Initially, the friars financed the building work themselves, but when the foundations were being dug a beautiful statue of a sleeping hermaphrodite was discovered. Cardinal Scipione Borghese, an extremely wealthy and very keen collector of antiquities, made a deal with the friars, whereby he obtained the statue in exchange for paying for the construction of the church. The Borghese Hermaphroditus duly became part of the Galleria Borghese.
Santa Maria della Vittoria was first dedicated to St Paul, but in 1620, at the battle of the White Mountain, the Imperial Austrian forces destroyed a Czech Protestant army, saving Bohemia for the Catholic Church. The Carmelite chaplain of the imperial army had carried an icon of the Nativity around his neck. This image was brought to Rome, where it was first taken to Santa Maria Maggiore. From there it was carried in procession to San Paolo, which was still unfinished. It was then decided to rededicate the new church to the Virgin Mary, in gratitude for the victory, hence the name Santa Maria della Vittoria. The icon was destroyed in a fire in 1833 and replaced by a copy.
The interior is rightly regarded as one of the most perfect examples of Baroque decoration in Rome. Every square inch is covered with coloured marbles, stucco work, sculpture and paintings.
The painting in the vault of the nave depicts the Triumph of the Virgin Mary Over Heresy (1676) and is by Giovanni Domenico Cerrini (1609-81).
Santa Maria della Vittoria is most famous for the beautiful sculpture of St Teresa in Ecstasy(1647-52) by Gian Lorenzo Bernini (1598-1680), which can be found in the Cappella Cornaro.
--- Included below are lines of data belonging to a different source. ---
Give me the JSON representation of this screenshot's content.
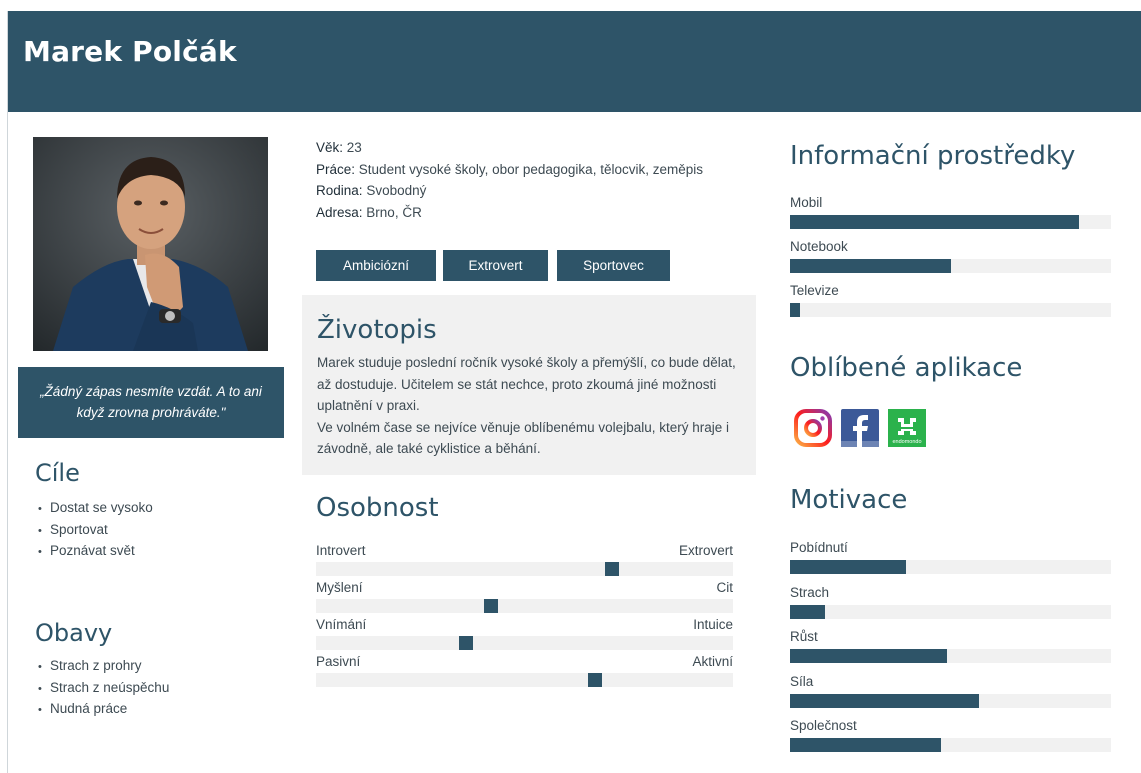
{
  "persona": {
    "name": "Marek Polčák",
    "quote": "„Žádný zápas nesmíte vzdát. A to ani když zrovna prohráváte.\""
  },
  "info": {
    "age_label": "Věk:",
    "age_value": "23",
    "work_label": "Práce:",
    "work_value": "Student vysoké školy, obor pedagogika, tělocvik, zeměpis",
    "family_label": "Rodina:",
    "family_value": "Svobodný",
    "address_label": "Adresa:",
    "address_value": "Brno, ČR"
  },
  "tags": [
    "Ambiciózní",
    "Extrovert",
    "Sportovec"
  ],
  "bio": {
    "title": "Životopis",
    "text": "Marek studuje poslední ročník vysoké školy a přemýšlí, co bude dělat, až dostuduje. Učitelem se stát nechce, proto zkoumá jiné možnosti uplatnění v praxi.\nVe volném čase se nejvíce věnuje oblíbenému volejbalu, který hraje i závodně, ale také cyklistice a běhání."
  },
  "goals": {
    "title": "Cíle",
    "items": [
      "Dostat se vysoko",
      "Sportovat",
      "Poznávat svět"
    ]
  },
  "fears": {
    "title": "Obavy",
    "items": [
      "Strach z prohry",
      "Strach z neúspěchu",
      "Nudná práce"
    ]
  },
  "personality": {
    "title": "Osobnost",
    "scales": [
      {
        "left": "Introvert",
        "right": "Extrovert",
        "value": 0.71
      },
      {
        "left": "Myšlení",
        "right": "Cit",
        "value": 0.42
      },
      {
        "left": "Vnímání",
        "right": "Intuice",
        "value": 0.36
      },
      {
        "left": "Pasivní",
        "right": "Aktivní",
        "value": 0.67
      }
    ]
  },
  "media": {
    "title": "Informační prostředky",
    "items": [
      {
        "label": "Mobil",
        "value": 0.9
      },
      {
        "label": "Notebook",
        "value": 0.5
      },
      {
        "label": "Televize",
        "value": 0.03
      }
    ]
  },
  "apps": {
    "title": "Oblíbené aplikace",
    "icons": [
      "instagram-icon",
      "facebook-icon",
      "endomondo-icon"
    ],
    "endomondo_text": "endomondo"
  },
  "motivation": {
    "title": "Motivace",
    "items": [
      {
        "label": "Pobídnutí",
        "value": 0.36
      },
      {
        "label": "Strach",
        "value": 0.11
      },
      {
        "label": "Růst",
        "value": 0.49
      },
      {
        "label": "Síla",
        "value": 0.59
      },
      {
        "label": "Společnost",
        "value": 0.47
      }
    ]
  },
  "colors": {
    "accent": "#2e5468",
    "track": "#f1f1f1",
    "text": "#3d4a52"
  }
}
The design of the Chapel of St Joseph, which lies directly opposite, is clearly based on that of the Cornaro Chapel. The sculpture of St Joseph and the Angel is by Domenico Guidi (1625-1701).
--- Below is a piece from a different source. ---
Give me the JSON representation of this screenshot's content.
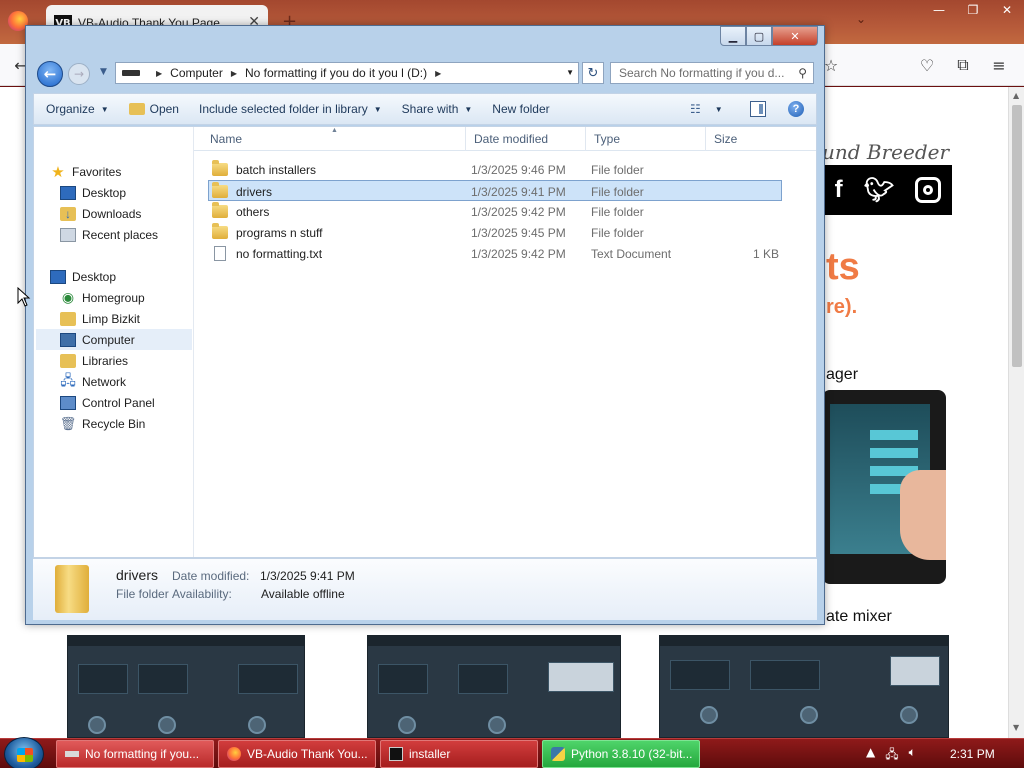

The very ornate organ and cantoria are the work of Mattia de' Rossi (1637-95), a pupil of Bernini.